This was thoroughly exposed during a fifteen-year legal battle waged by group of chiropractors, understandably fed up with being denounced as unscientific cultists, against the American Medical Association (AMA). Chiropractors prevailed when the Supreme Court upheld a guilty verdict in the mid 1990s against the AMA, but the organization was only slapped on the wrist with a fine of a few million dollars. Osteopathy was eventually seduced by medicine into its world of drugs, surgery and social acceptance. Chiropractic, on the other hand, is still regarded as the red-haired stepchild of the health field because of its stubborn refusal to get involved with drugs.
Medicine has apparently become the modern-day emperor who wears no clothes. I say this because it is considered thoroughly impolite to ask the following question: Can anyone explain to me why medical intervention needs to be a leading cause of premature and unnecessary death? Imagine several jumbo jets crashing every single day with no survivors, and you get an idea of the level of collateral damage caused daily by well-intentioned medical interventions. Where is the outcry? Where are the investigations, or the federal programs to reduce the death rate? Do you suppose I’d be invited to more parties if I didn’t ask such questions?
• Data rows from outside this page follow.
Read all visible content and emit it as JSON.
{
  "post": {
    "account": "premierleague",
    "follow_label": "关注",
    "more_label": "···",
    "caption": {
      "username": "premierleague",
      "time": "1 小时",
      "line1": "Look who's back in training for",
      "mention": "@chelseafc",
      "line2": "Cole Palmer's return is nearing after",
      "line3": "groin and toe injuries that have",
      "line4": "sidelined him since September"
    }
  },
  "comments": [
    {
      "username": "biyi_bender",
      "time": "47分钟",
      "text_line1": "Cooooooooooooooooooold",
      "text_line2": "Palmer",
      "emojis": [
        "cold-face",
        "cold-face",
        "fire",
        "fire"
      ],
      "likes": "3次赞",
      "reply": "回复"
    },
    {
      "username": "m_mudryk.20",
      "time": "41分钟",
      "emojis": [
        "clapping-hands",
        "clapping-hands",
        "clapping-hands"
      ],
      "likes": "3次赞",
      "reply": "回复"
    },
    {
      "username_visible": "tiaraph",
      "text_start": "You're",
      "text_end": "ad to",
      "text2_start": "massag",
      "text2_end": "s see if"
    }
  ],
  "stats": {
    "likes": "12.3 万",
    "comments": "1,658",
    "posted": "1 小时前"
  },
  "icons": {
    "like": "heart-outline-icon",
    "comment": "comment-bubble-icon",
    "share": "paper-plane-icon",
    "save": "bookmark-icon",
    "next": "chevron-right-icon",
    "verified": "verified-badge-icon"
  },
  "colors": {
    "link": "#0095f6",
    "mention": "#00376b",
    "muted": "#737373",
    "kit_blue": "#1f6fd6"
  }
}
Never one to miss an opportunity to breach social etiquette, I will now reproduce my Seven Laws for Saving Lives, a set of rules to help people take back control of their health. These laws are my opinion, naturally, not to be construed as personal medical advice. I encourage everyone to seek a second, a third, even a fourth opinion from the qualified health professional of their choice when making decisions about health interventions. Doing so is not cowardice, it is a sign of wisdom. And for heaven’s sake, don’t limit yourself to consulting with health practitioners under contract with your medical insurance company.
The first law: Above all is respect for the right of every individual to medical freedom, individual choice, and informed consent. The second law: Use watchful waiting unless faced with an emergency. Nature requires time to heal. Symptoms are evidence that healing is taking place. Suppressing symptoms interferes with natural healing processes and may promote chronic disease.
The third law: Engage the body’s powerful healing forces with natural healing methods as an alternative to prescription drugs, over-the-counter drugs, and even surgery. The key to healing is often found in correcting a deficiency or toxicity in the body.
The fourth law: Check these ABCs before taking any drug, including any over-the-counter drug: a) a family history of adverse drug reactions; b) any health conditions that may be adversely affected by the drug; c) any herbs, supplements, or other drugs also being taken that may interact harmfully. The fifth law: Seek the lowest recommended dose and the shortest possible duration of time if drugs are taken.
The sixth law: Trust in the body’s miraculous innate healing potential, and never lose hope, nor take away hope from others.
The seventh law: Live a lifestyle of wellness. Profound health benefits, as well as the prevention of chronic illness later in life are possible. “Nature alone cures and what nursing has to do is put the patient in the best condition for Nature to act upon him,” wrote Florence Nightingale, the founder of modern nursing. Government and industry leaders in the health field have an opportunity to heed this time-tested advice as they prepare for a potential flu pandemic.
“Good intentions are useless in the absence of common sense,” according to ancient Persian lore. Common sense would suggest that the best way to prepare for the health of our nation is to seek out those things that really helped people in past pandemics.